I photograph the plants I find in a bog.

 "There's something magic about it,"

says Jim Murphy. And I’d have to agree. Murphy is a turf user in Kilkishen, Ireland. He burns turf as fuel to heat his home.

What’s turf, you ask? Turf is a material made up of decaying plants. You might know it by a different name: peat. Here in Ireland, peat comes from raised or blanket bogs, which cover 20 percent of the country. I’m Emily Toner, a soil geographer. I study bogs.

A bog is a wetland born of water, plants, and time. It grows slowly. A healthy bog takes a thousand years to grow one meter taller. Peat soil is acidic and rich. If Ireland’s peat soil was left alone for another 250 million years, the layers at the bottom would become coal.

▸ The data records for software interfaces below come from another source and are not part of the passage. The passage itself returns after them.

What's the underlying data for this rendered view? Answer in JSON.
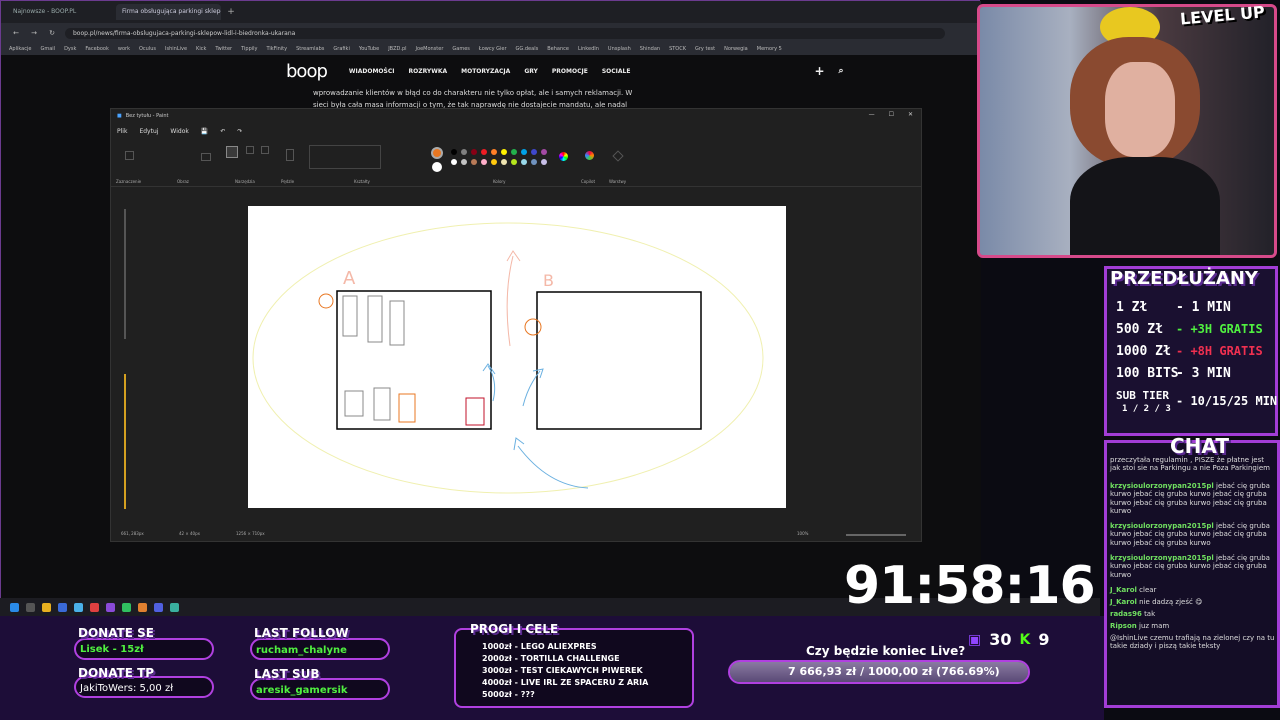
{
  "browser": {
    "tabs": [
      {
        "label": "Najnowsze - BOOP.PL",
        "active": false
      },
      {
        "label": "Firma obsługująca parkingi sklepów Lidl",
        "active": true
      }
    ],
    "url": "boop.pl/news/firma-obslugujaca-parkingi-sklepow-lidl-i-biedronka-ukarana",
    "bookmarks": [
      "Aplikacje",
      "Gmail",
      "Dysk",
      "Facebook",
      "work",
      "Oculus",
      "IshinLive",
      "Kick",
      "Twitter",
      "Tippily",
      "TikFinity",
      "Streamlabs",
      "Grafiki",
      "YouTube",
      "JBZD.pl",
      "JoeMonster",
      "Games",
      "Łowcy Gier",
      "GG.deals",
      "Behance",
      "LinkedIn",
      "Unsplash",
      "Shindan",
      "STOCK",
      "Gry test",
      "Norwegia",
      "Memory 5"
    ]
  },
  "site": {
    "logo": "boop",
    "nav": [
      "WIADOMOŚCI",
      "ROZRYWKA",
      "MOTORYZACJA",
      "GRY",
      "PROMOCJE",
      "SOCIALE"
    ],
    "article": "wprowadzanie klientów w błąd co do charakteru nie tylko opłat, ale i samych reklamacji. W sieci była cała masa informacji o tym, że tak naprawdę nie dostajecie mandatu, ale nadal"
  },
  "paint": {
    "title": "Bez tytułu - Paint",
    "menu": [
      "Plik",
      "Edytuj",
      "Widok"
    ],
    "groups": [
      "Zaznaczenie",
      "Obraz",
      "Narzędzia",
      "Pędzle",
      "Kształty",
      "Kolory",
      "Copilot",
      "Warstwy"
    ],
    "status": {
      "cursor": "661, 283px",
      "selection": "42 × 40px",
      "size": "1256 × 710px",
      "zoom": "100%"
    },
    "palette": [
      "#000000",
      "#7f7f7f",
      "#880015",
      "#ed1c24",
      "#ff7f27",
      "#fff200",
      "#22b14c",
      "#00a2e8",
      "#3f48cc",
      "#a349a4",
      "#ffffff",
      "#c3c3c3",
      "#b97a57",
      "#ffaec9",
      "#ffc90e",
      "#efe4b0",
      "#b5e61d",
      "#99d9ea",
      "#7092be",
      "#c8bfe7"
    ],
    "primary_color": "#e87722",
    "drawing_labels": [
      "A",
      "B"
    ]
  },
  "webcam": {
    "badge": "LEVEL UP"
  },
  "subathon": {
    "title": "PRZEDŁUŻANY",
    "rows": [
      {
        "left": "1 Zł",
        "right": "- 1 MIN"
      },
      {
        "left": "500 Zł",
        "right": "- +3H GRATIS"
      },
      {
        "left": "1000 Zł",
        "right": "- +8H GRATIS"
      },
      {
        "left": "100 BITS",
        "right": "- 3 MIN"
      },
      {
        "left": "SUB TIER",
        "sub": "1 / 2 / 3",
        "right": "- 10/15/25 MIN"
      }
    ]
  },
  "chat": {
    "title": "CHAT",
    "messages": [
      {
        "user": "",
        "text": "przeczytała regulamin , PISZE że płatne jest jak stoi sie na Parkingu a nie Poza Parkingiem"
      },
      {
        "user": "krzysioulorzonypan2015pl",
        "text": "jebać cię gruba kurwo jebać cię gruba kurwo jebać cię gruba kurwo jebać cię gruba kurwo jebać cię gruba kurwo"
      },
      {
        "user": "krzysioulorzonypan2015pl",
        "text": "jebać cię gruba kurwo jebać cię gruba kurwo jebać cię gruba kurwo jebać cię gruba kurwo"
      },
      {
        "user": "krzysioulorzonypan2015pl",
        "text": "jebać cię gruba kurwo jebać cię gruba kurwo jebać cię gruba kurwo"
      },
      {
        "user": "J_Karol",
        "text": "clear"
      },
      {
        "user": "J_Karol",
        "text": "nie dadzą zjeść 😋"
      },
      {
        "user": "radas96",
        "text": "tak"
      },
      {
        "user": "Ripson",
        "text": "juz mam"
      },
      {
        "user": "",
        "text": "@IshinLive czemu trafiają na zielonej czy na tu takie dziady i piszą takie teksty"
      }
    ]
  },
  "timer": "91:58:16",
  "bottom": {
    "donate_se_label": "DONATE SE",
    "donate_se_value": "Lisek - 15zł",
    "donate_tp_label": "DONATE TP",
    "donate_tp_value": "JakiToWers: 5,00 zł",
    "last_follow_label": "LAST FOLLOW",
    "last_follow_value": "rucham_chalyne",
    "last_sub_label": "LAST SUB",
    "last_sub_value": "aresik_gamersik",
    "goals_title": "PROGI I CELE",
    "goals": [
      "1000zł - LEGO ALIEXPRES",
      "2000zł - TORTILLA CHALLENGE",
      "3000zł - TEST CIEKAWYCH PIWEREK",
      "4000zł - LIVE IRL ZE SPACERU Z ARIA",
      "5000zł - ???"
    ],
    "question": "Czy będzie koniec Live?",
    "progress_text": "7 666,93 zł / 1000,00 zł (766.69%)",
    "progress": 1.0,
    "viewers": "30",
    "kicks": "9"
  }
}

Walking across a bog might be the closest you’ll ever get to “walking on water.” That’s because bogs are more than 90 percent water. Sphagnum mossa plant so essential to bogs it’s called a “bog builder”can hold up to 20 times its weight in water. If you step on a bed of sphagnum, you are walking on an ecosystem that has more water and less solids than a glass of milk.

Bogs hold more than just plants and water. They also absorb carbon dioxide from the atmosphere. This is important because it reduces the greenhouse effect on Earth. Let me explain. Certain gases in Earth’s atmosphere, like carbon dioxide, trap heat. Too much of these so‑called “greenhouse gases” cause Earth’s temperatures to rise.

This is a bouquet of bog mosses collected from one bog.

a close-up look at sphagnum moss

Storing Carbon

While wet and healthy, bogs trap carbon and keep it in place. That helps keep Earth’s temperatures steady. That’s why wetlands are called carbon sinks. Around the world, wetlands like bogs store twice the carbon that’s held in trees and forests. That’s incredible!

Bogs are a traditional part of the Irish way of life. Throughout history, people have relied on them for survival. Wild berries and other plants can be harvested for food. Sphagnum moss was once harvested to make bandages for wounds. But by far, the most widely used bog resource has been peat, which is cut into bricks to burn as fuel.

Sadly, Ireland’s bogs are not as widespread as they once were. More than 85 percent of them have shrunk. People drained the soggy soil, and the land is used for other purposes, such as farming.






Where the Bogs Are


0 50 miles 0 50 km